Seroprevalence of Lawsonia intracellularis in different swine populations in 3 provinces in Canada.
Porcine proliferative enteropathy caused by Lawsonia intracellularis is an important enteric disease in swine throughout the world. Information regarding the distribution of this pathogen in Canadian swine herds would be beneficial for the creation of control protocols. Pigs from Ontario, Quebec, and Alberta were tested by using an indirect immunofluorescence assay for antibodies to L. intracellularis. Pig seroprevalence was calculated as the proportion of pigs positive from total pigs tested in the targeted population. Seroprevalence (±standard error [sx¯]) in market hogs in Ontario from farrow-finish (FF) farms and finishing (FIN) farms were significantly different at 77% (sx¯=7%) and 29% (sx¯=15%), respectively.
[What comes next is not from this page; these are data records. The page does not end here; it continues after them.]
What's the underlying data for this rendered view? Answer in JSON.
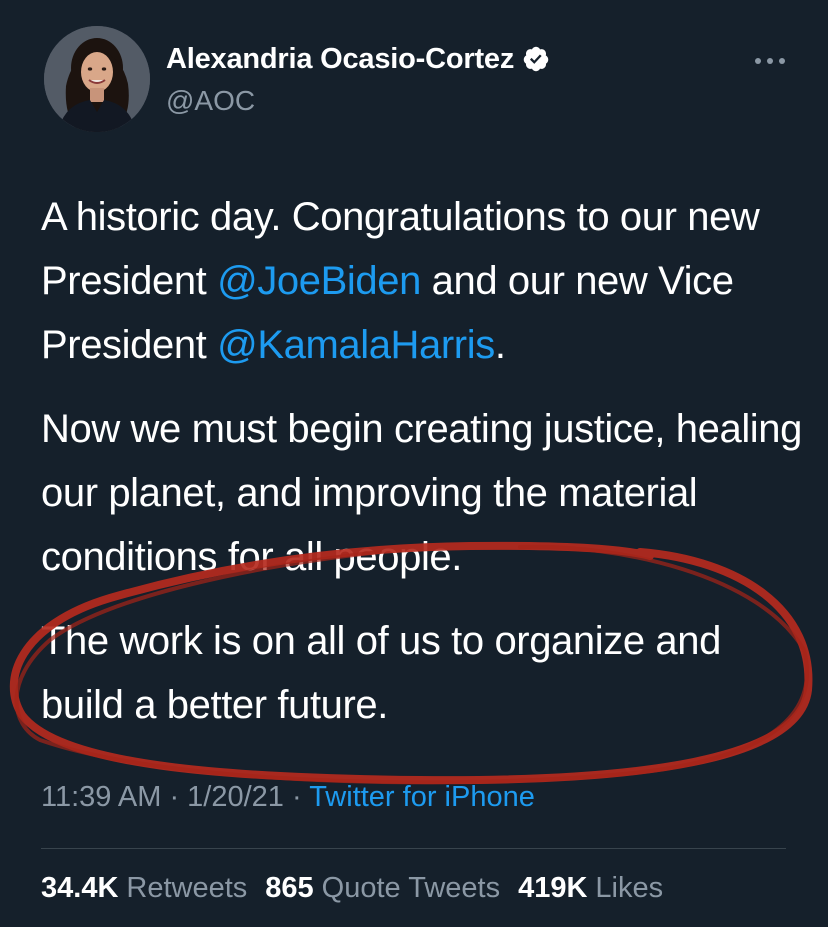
{
  "author": {
    "display_name": "Alexandria Ocasio-Cortez",
    "handle": "@AOC",
    "verified_icon": "verified-badge-icon",
    "avatar": "profile-photo"
  },
  "tweet": {
    "p1_a": "A historic day. Congratulations to our new President ",
    "mention_1": "@JoeBiden",
    "p1_b": " and our new Vice President ",
    "mention_2": "@KamalaHarris",
    "p1_c": ".",
    "p2": "Now we must begin creating justice, healing our planet, and improving the material conditions for all people.",
    "p3": "The work is on all of us to organize and build a better future."
  },
  "meta": {
    "time": "11:39 AM",
    "sep1": " · ",
    "date": "1/20/21",
    "sep2": " · ",
    "source": "Twitter for iPhone"
  },
  "stats": {
    "retweets_count": "34.4K",
    "retweets_label": "Retweets",
    "quotes_count": "865",
    "quotes_label": "Quote Tweets",
    "likes_count": "419K",
    "likes_label": "Likes"
  },
  "colors": {
    "background": "#15202b",
    "link": "#1d9bf0",
    "secondary_text": "#8b98a5",
    "annotation_circle": "#b52a1e"
  },
  "icons": {
    "more": "more-horizontal-icon"
  }
}
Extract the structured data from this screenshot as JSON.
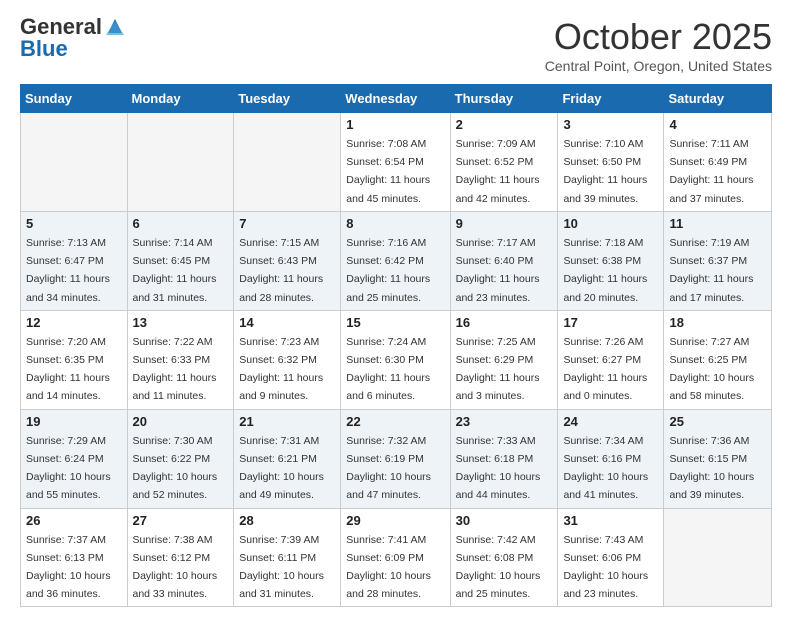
{
  "logo": {
    "general": "General",
    "blue": "Blue"
  },
  "title": "October 2025",
  "location": "Central Point, Oregon, United States",
  "weekdays": [
    "Sunday",
    "Monday",
    "Tuesday",
    "Wednesday",
    "Thursday",
    "Friday",
    "Saturday"
  ],
  "weeks": [
    [
      {
        "day": "",
        "info": ""
      },
      {
        "day": "",
        "info": ""
      },
      {
        "day": "",
        "info": ""
      },
      {
        "day": "1",
        "info": "Sunrise: 7:08 AM\nSunset: 6:54 PM\nDaylight: 11 hours and 45 minutes."
      },
      {
        "day": "2",
        "info": "Sunrise: 7:09 AM\nSunset: 6:52 PM\nDaylight: 11 hours and 42 minutes."
      },
      {
        "day": "3",
        "info": "Sunrise: 7:10 AM\nSunset: 6:50 PM\nDaylight: 11 hours and 39 minutes."
      },
      {
        "day": "4",
        "info": "Sunrise: 7:11 AM\nSunset: 6:49 PM\nDaylight: 11 hours and 37 minutes."
      }
    ],
    [
      {
        "day": "5",
        "info": "Sunrise: 7:13 AM\nSunset: 6:47 PM\nDaylight: 11 hours and 34 minutes."
      },
      {
        "day": "6",
        "info": "Sunrise: 7:14 AM\nSunset: 6:45 PM\nDaylight: 11 hours and 31 minutes."
      },
      {
        "day": "7",
        "info": "Sunrise: 7:15 AM\nSunset: 6:43 PM\nDaylight: 11 hours and 28 minutes."
      },
      {
        "day": "8",
        "info": "Sunrise: 7:16 AM\nSunset: 6:42 PM\nDaylight: 11 hours and 25 minutes."
      },
      {
        "day": "9",
        "info": "Sunrise: 7:17 AM\nSunset: 6:40 PM\nDaylight: 11 hours and 23 minutes."
      },
      {
        "day": "10",
        "info": "Sunrise: 7:18 AM\nSunset: 6:38 PM\nDaylight: 11 hours and 20 minutes."
      },
      {
        "day": "11",
        "info": "Sunrise: 7:19 AM\nSunset: 6:37 PM\nDaylight: 11 hours and 17 minutes."
      }
    ],
    [
      {
        "day": "12",
        "info": "Sunrise: 7:20 AM\nSunset: 6:35 PM\nDaylight: 11 hours and 14 minutes."
      },
      {
        "day": "13",
        "info": "Sunrise: 7:22 AM\nSunset: 6:33 PM\nDaylight: 11 hours and 11 minutes."
      },
      {
        "day": "14",
        "info": "Sunrise: 7:23 AM\nSunset: 6:32 PM\nDaylight: 11 hours and 9 minutes."
      },
      {
        "day": "15",
        "info": "Sunrise: 7:24 AM\nSunset: 6:30 PM\nDaylight: 11 hours and 6 minutes."
      },
      {
        "day": "16",
        "info": "Sunrise: 7:25 AM\nSunset: 6:29 PM\nDaylight: 11 hours and 3 minutes."
      },
      {
        "day": "17",
        "info": "Sunrise: 7:26 AM\nSunset: 6:27 PM\nDaylight: 11 hours and 0 minutes."
      },
      {
        "day": "18",
        "info": "Sunrise: 7:27 AM\nSunset: 6:25 PM\nDaylight: 10 hours and 58 minutes."
      }
    ],
    [
      {
        "day": "19",
        "info": "Sunrise: 7:29 AM\nSunset: 6:24 PM\nDaylight: 10 hours and 55 minutes."
      },
      {
        "day": "20",
        "info": "Sunrise: 7:30 AM\nSunset: 6:22 PM\nDaylight: 10 hours and 52 minutes."
      },
      {
        "day": "21",
        "info": "Sunrise: 7:31 AM\nSunset: 6:21 PM\nDaylight: 10 hours and 49 minutes."
      },
      {
        "day": "22",
        "info": "Sunrise: 7:32 AM\nSunset: 6:19 PM\nDaylight: 10 hours and 47 minutes."
      },
      {
        "day": "23",
        "info": "Sunrise: 7:33 AM\nSunset: 6:18 PM\nDaylight: 10 hours and 44 minutes."
      },
      {
        "day": "24",
        "info": "Sunrise: 7:34 AM\nSunset: 6:16 PM\nDaylight: 10 hours and 41 minutes."
      },
      {
        "day": "25",
        "info": "Sunrise: 7:36 AM\nSunset: 6:15 PM\nDaylight: 10 hours and 39 minutes."
      }
    ],
    [
      {
        "day": "26",
        "info": "Sunrise: 7:37 AM\nSunset: 6:13 PM\nDaylight: 10 hours and 36 minutes."
      },
      {
        "day": "27",
        "info": "Sunrise: 7:38 AM\nSunset: 6:12 PM\nDaylight: 10 hours and 33 minutes."
      },
      {
        "day": "28",
        "info": "Sunrise: 7:39 AM\nSunset: 6:11 PM\nDaylight: 10 hours and 31 minutes."
      },
      {
        "day": "29",
        "info": "Sunrise: 7:41 AM\nSunset: 6:09 PM\nDaylight: 10 hours and 28 minutes."
      },
      {
        "day": "30",
        "info": "Sunrise: 7:42 AM\nSunset: 6:08 PM\nDaylight: 10 hours and 25 minutes."
      },
      {
        "day": "31",
        "info": "Sunrise: 7:43 AM\nSunset: 6:06 PM\nDaylight: 10 hours and 23 minutes."
      },
      {
        "day": "",
        "info": ""
      }
    ]
  ]
}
Seroprevalence for sows and gilts in FF and farrowing and nursery (FAR+NUR) farms in Ontario were 90% (sx¯=3%) and 93% (sx¯=6%), respectively. Seroprevalence in breeding females in Quebec from FF and FAR farms was 82% (sx¯=5%) and 87% (sx¯=3%), respectively. Seroprevalence (57%, sx¯=8%) in finishing pigs in Alberta from FF farms was significantly different from that of multisite (MS) farms and FIN farms, 6% (sx¯=6%) and 9% (sx¯=5%), respectively. Lawsonia intracellularis appears to be widespread in Canada and the seroprevalence on FF farms is higher than that on FIN and MS farms, possibly due to the presence of breeding females or management differences.